I am heartbroken at
this terrible news. Though I haven't seen or been in touch
with Michael for years, he lives in my heart. There are so
many memories that come flooding back of all our great times
together as teens. His smiling face is as clear as a bell to
me. He was one of the sweetest persons I have ever known. I
will cherish his memory. I loved him and grieve for his
I am sorry to hear
about Mike Katz. Although I was not close with him after
high school, living down the block from the family, I have
some nice memories. ―
Mike was rescued
by medical treatment
and later by rehabilitationists, but he was saved by love.

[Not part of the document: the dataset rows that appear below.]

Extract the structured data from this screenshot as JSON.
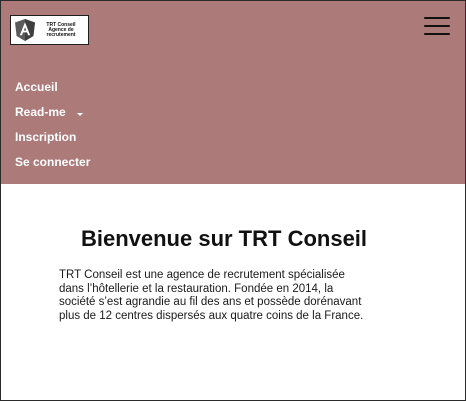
{
  "header": {
    "bg_color": "#ad7a7a",
    "logo": {
      "icon": "angular-shield-icon",
      "line1": "TRT Conseil",
      "line2": "Agence de",
      "line3": "recrutement"
    },
    "menu_icon": "hamburger-menu-icon"
  },
  "nav": {
    "items": [
      {
        "label": "Accueil"
      },
      {
        "label": "Read-me",
        "dropdown": true
      },
      {
        "label": "Inscription"
      },
      {
        "label": "Se connecter"
      }
    ]
  },
  "main": {
    "title": "Bienvenue sur TRT Conseil",
    "intro_lines": [
      "TRT Conseil est une agence de recrutement spécialisée",
      "dans l’hôtellerie et la restauration. Fondée en  2014, la",
      "société s’est agrandie au fil des ans et possède dorénavant",
      "plus de 12 centres dispersés aux  quatre coins de la France."
    ]
  }
}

And he returned that love with compound interest.
It is with great
sadness that I found out about the passing of Mike Katz; he
will be missed.
One of the tragedies
of growing old is the loss of people who have been part of
our lifelong journey. Mike was part of my journey, and I
will always remember his smile, sense of humor and zest for
life, which he apparently kept through difficult times.
Although he may not be with us, he has left us with an
important inspiration. Live, and love life.
I did see the
beautiful memory page for Michael, and as the song
played and the photos displayed, I cried. Mike was
a sweet and funny person, and being with the group from
3rd grade through high school was a wonderful
experience. Oceanside H.S. gave us the confidence
and self esteem to face life's ups and downs. I am
sure that Michael remembered those days with a smile. I
am so sorry that he had so many challenges and want to
send my sympathy to the whole family. ―
Finding myself with some quiet
time this evening, I thought I would visit our website and
was saddened to learn about Mike. I do remember him as
someone with a ready smile, a good word for all, and a
magnificently positive attitude. What a better place our
world would be if there were more Mikes.
I was moved to tears by the Mike
Katz tribute ... . Although I didn't know him well, he and
Jay were two smiling faces I could never forget.
I am deeply saddened by the news
of yet another classmate's way too early death. I'm sure
the Katz family will grieve forever even as they know that
his life was a gift for such a long time.
I have been out of
touch with the class of 1960 for many years, but I do
remember Mike vividly. He was a wonderful classmate, full of
fun and positive energy. If love could have saved him, he
would have lived forever.
Jay wrote, "I love all the
wonderful messages we are getting from our classmates. ... We have an
amazing class." And
he adds, "Michael
truly believed that we are responsible for our own happiness and that we
must find the goodness in life, embrace it and enjoy every moment. He
did love life, and he was an inspiration. He never became bitter and
never complained about being dealt an unfair hand."
You can shed tears that he is gone.
Or you can smile because he lived.
You can close your eyes and pray that he will come back.
Or you can open your eyes and see all that he has left.
Your heart can be empty because you can't see
Or you can be full of the love that you shared,
You can turn your back on tomorrow and live for yesterday,
Or you can be happy for tomorrow because of yesterday.
You can remember him and only that he is gone.
Or you can cherish his memory and let it live on,
You can cry, close your mind, be empty, and turn your back.
Or you can do what he would have wanted,
Smile, open your eyes, love and move on.
On Michael's memorial
gravestone, for all eternity, it now says:
"A man of enduring courage,"
and right below it,
these words appear:
know him was to love him"
following excerpt is from a notice placed by his family in
"His passing will be mourned by his family, relatives,
and friends who loved him for his endearing ways, his wonderful sense of
humor, his generous and positive nature and his indomitable spirit and
courage in the face of adversity. He dedicated his life to medicine. He will
especially be remembered for his expert care and devotion to patients whose
lives were favored by his teaching good health and wellness."
Come back to this special memorial page now and then
when you are thinking of Mike or
to see if anything
has been added. And if you would like to add anything about Michael, please
Classmates and other
visitors are invited to submit material for a special memorial
for any other departed classmate. Just e-mail it to me.